THE PROBLEM: In the listing below, how many lines contain the word "PKPk"? Answer with the number alone.

EXTRACTED INFORMATION:
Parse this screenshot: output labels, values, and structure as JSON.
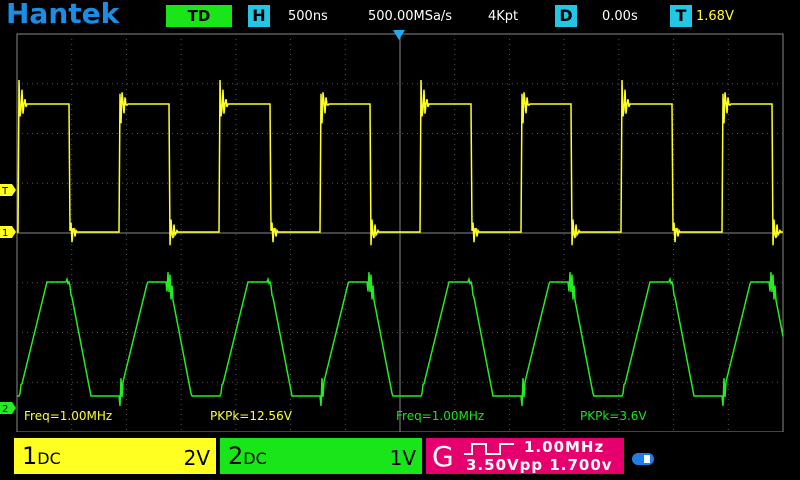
{
  "header": {
    "logo": "Hantek",
    "mode": "TD",
    "h_label": "H",
    "timebase": "500ns",
    "sample_rate": "500.00MSa/s",
    "memory": "4Kpt",
    "d_label": "D",
    "delay": "0.00s",
    "t_label": "T",
    "trigger_level": "1.68V"
  },
  "markers": {
    "trigger": "T",
    "ch1": "1",
    "ch2": "2"
  },
  "measurements": {
    "ch1_freq": "Freq=1.00MHz",
    "ch1_pkpk": "PKPk=12.56V",
    "ch2_freq": "Freq=1.00MHz",
    "ch2_pkpk": "PKPk=3.6V"
  },
  "channels": {
    "ch1": {
      "name": "1",
      "coupling": "DC",
      "scale": "2V",
      "color": "#ffff22"
    },
    "ch2": {
      "name": "2",
      "coupling": "DC",
      "scale": "1V",
      "color": "#19e619"
    }
  },
  "generator": {
    "label": "G",
    "frequency": "1.00MHz",
    "amplitude": "3.50Vpp",
    "offset": "1.700v",
    "color": "#e6006e"
  },
  "colors": {
    "accent": "#22c7e6",
    "logo": "#1a8ee6"
  }
}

RESULT FOR THIS TASK: 2